Return the listing exactly. Keep no pictures.

[Start of Attachment]

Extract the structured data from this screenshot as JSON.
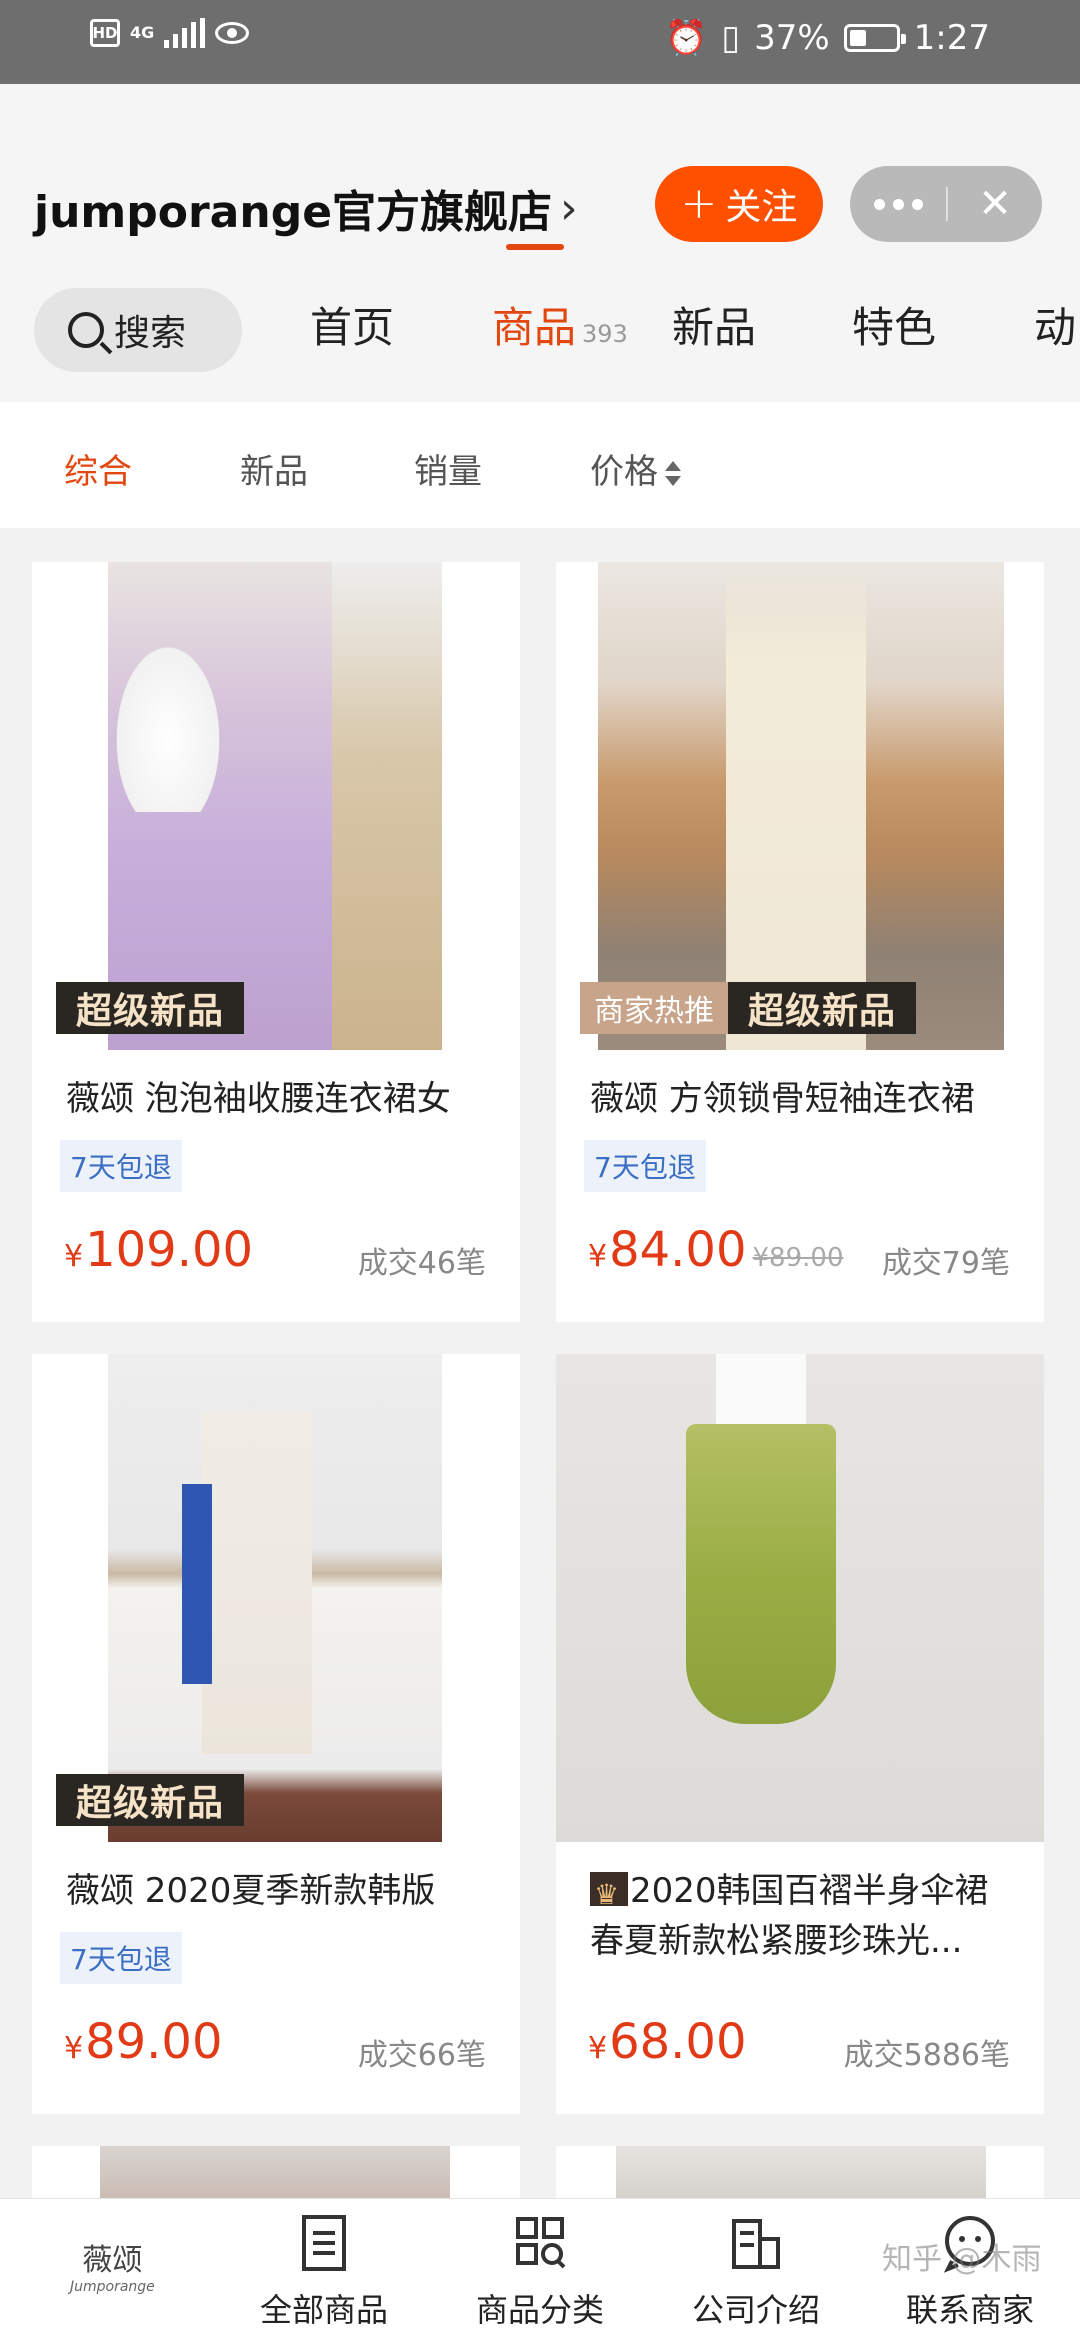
{
  "status_bar": {
    "network": "4G",
    "battery": "37%",
    "time": "1:27"
  },
  "header": {
    "store_name": "jumporange官方旗舰店",
    "follow_label": "关注",
    "search_label": "搜索",
    "tabs": [
      {
        "label": "首页"
      },
      {
        "label": "商品",
        "count": "393",
        "active": true
      },
      {
        "label": "新品"
      },
      {
        "label": "特色"
      },
      {
        "label": "动"
      }
    ]
  },
  "sort": {
    "items": [
      "综合",
      "新品",
      "销量",
      "价格"
    ],
    "active": "综合"
  },
  "products": [
    {
      "title": "薇颂 泡泡袖收腰连衣裙女",
      "tag_new": "超级新品",
      "badge": "7天包退",
      "price": "109.00",
      "sales": "成交46笔"
    },
    {
      "title": "薇颂 方领锁骨短袖连衣裙",
      "tag_hot": "商家热推",
      "tag_new": "超级新品",
      "badge": "7天包退",
      "price": "84.00",
      "original_price": "¥89.00",
      "sales": "成交79笔"
    },
    {
      "title": "薇颂  2020夏季新款韩版",
      "tag_new": "超级新品",
      "badge": "7天包退",
      "price": "89.00",
      "sales": "成交66笔"
    },
    {
      "title_line1": "2020韩国百褶半身伞裙",
      "title_line2": "春夏新款松紧腰珍珠光...",
      "price": "68.00",
      "sales": "成交5886笔"
    }
  ],
  "currency": "¥",
  "bottom_nav": {
    "logo_main": "薇颂",
    "logo_sub": "Jumporange",
    "items": [
      "全部商品",
      "商品分类",
      "公司介绍",
      "联系商家"
    ]
  },
  "watermark": "知乎 @木雨",
  "colors": {
    "accent": "#ff5000",
    "price": "#e23a16",
    "tab_active": "#e2470f",
    "badge_text": "#3b6fc4"
  }
}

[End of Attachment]

Answer to this problem:
Extract the structured data from this screenshot as JSON.
{
  "status_bar": {
    "network": "4G",
    "battery": "37%",
    "time": "1:27"
  },
  "header": {
    "store_name": "jumporange官方旗舰店",
    "follow_label": "关注",
    "search_label": "搜索",
    "tabs": [
      {
        "label": "首页"
      },
      {
        "label": "商品",
        "count": "393",
        "active": true
      },
      {
        "label": "新品"
      },
      {
        "label": "特色"
      },
      {
        "label": "动"
      }
    ]
  },
  "sort": {
    "items": [
      "综合",
      "新品",
      "销量",
      "价格"
    ],
    "active": "综合"
  },
  "products": [
    {
      "title": "薇颂 泡泡袖收腰连衣裙女",
      "tag_new": "超级新品",
      "badge": "7天包退",
      "price": "109.00",
      "sales": "成交46笔"
    },
    {
      "title": "薇颂 方领锁骨短袖连衣裙",
      "tag_hot": "商家热推",
      "tag_new": "超级新品",
      "badge": "7天包退",
      "price": "84.00",
      "original_price": "¥89.00",
      "sales": "成交79笔"
    },
    {
      "title": "薇颂  2020夏季新款韩版",
      "tag_new": "超级新品",
      "badge": "7天包退",
      "price": "89.00",
      "sales": "成交66笔"
    },
    {
      "title_line1": "2020韩国百褶半身伞裙",
      "title_line2": "春夏新款松紧腰珍珠光...",
      "price": "68.00",
      "sales": "成交5886笔"
    }
  ],
  "currency": "¥",
  "bottom_nav": {
    "logo_main": "薇颂",
    "logo_sub": "Jumporange",
    "items": [
      "全部商品",
      "商品分类",
      "公司介绍",
      "联系商家"
    ]
  },
  "watermark": "知乎 @木雨",
  "colors": {
    "accent": "#ff5000",
    "price": "#e23a16",
    "tab_active": "#e2470f",
    "badge_text": "#3b6fc4"
  }
}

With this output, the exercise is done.